Although Tokyo Sonata remains focused on one family, it illustrates a larger phenomenon. Ryuhei meets other men in his situation, including a former schoolmate who's set his cell phone to ring five times an hour so he can pretend to be taking important business calls. When he finally gets a cleaning-crew job, Ryuhei is not the only worker who changes from his orange jumpsuit to a business suit before heading home.

Tired of handing out fliers for a modest living, Takashi decides to join the U.S. Army and fight in the Middle East. (This couldn't actually happen, but it's a provocative notion in Japan, where the American military presence is widely resented.)

Kenji, for his part, rebels by signing up for the piano lessons his father has forbidden him to take. He turns out to be gifted, and his playing offers the family the possibility of reconciliation.

First, though, the movie goes a little wild, as Megumi is kidnapped by a burglar (played by Japanese-everyman star Koji Yakusho, best known in the West for roles in Shall We Dance? and Memoirs of a Geisha).

Anarchy briefly grips Megumi's and Ryuhei's lives, yet even this episode is thematically linked: The criminal admits to being another guy who couldn't make it in Japan's unraveling economy.

At times, Tokyo Sonata feels like a Bergman film: blond-wood interiors, classical-music soundtrack, family resentments ticking down to explosion.

But even when addressing social issues, Kurosawa retains his B-movie instincts.

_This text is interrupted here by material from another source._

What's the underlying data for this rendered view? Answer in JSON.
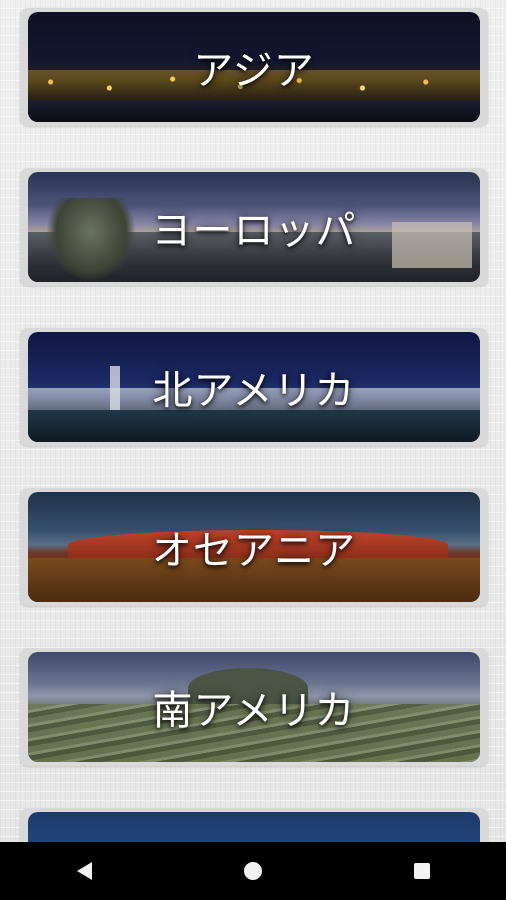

He switches scenes and tones with abandon, and is unafraid to inject elements of the fantastic into a commonplace scenario.

As a result, the movie seems a little rough in places. Yet that stylistic gawkiness suits the story, a tale of unexpected developments and unforeseeable consequences. Tokyo Sonata is not Kiyoshi Kurosawa's most cataclysmic parable, but its depiction of Japan's middle class is among the director's most foreboding visions. (Recommended).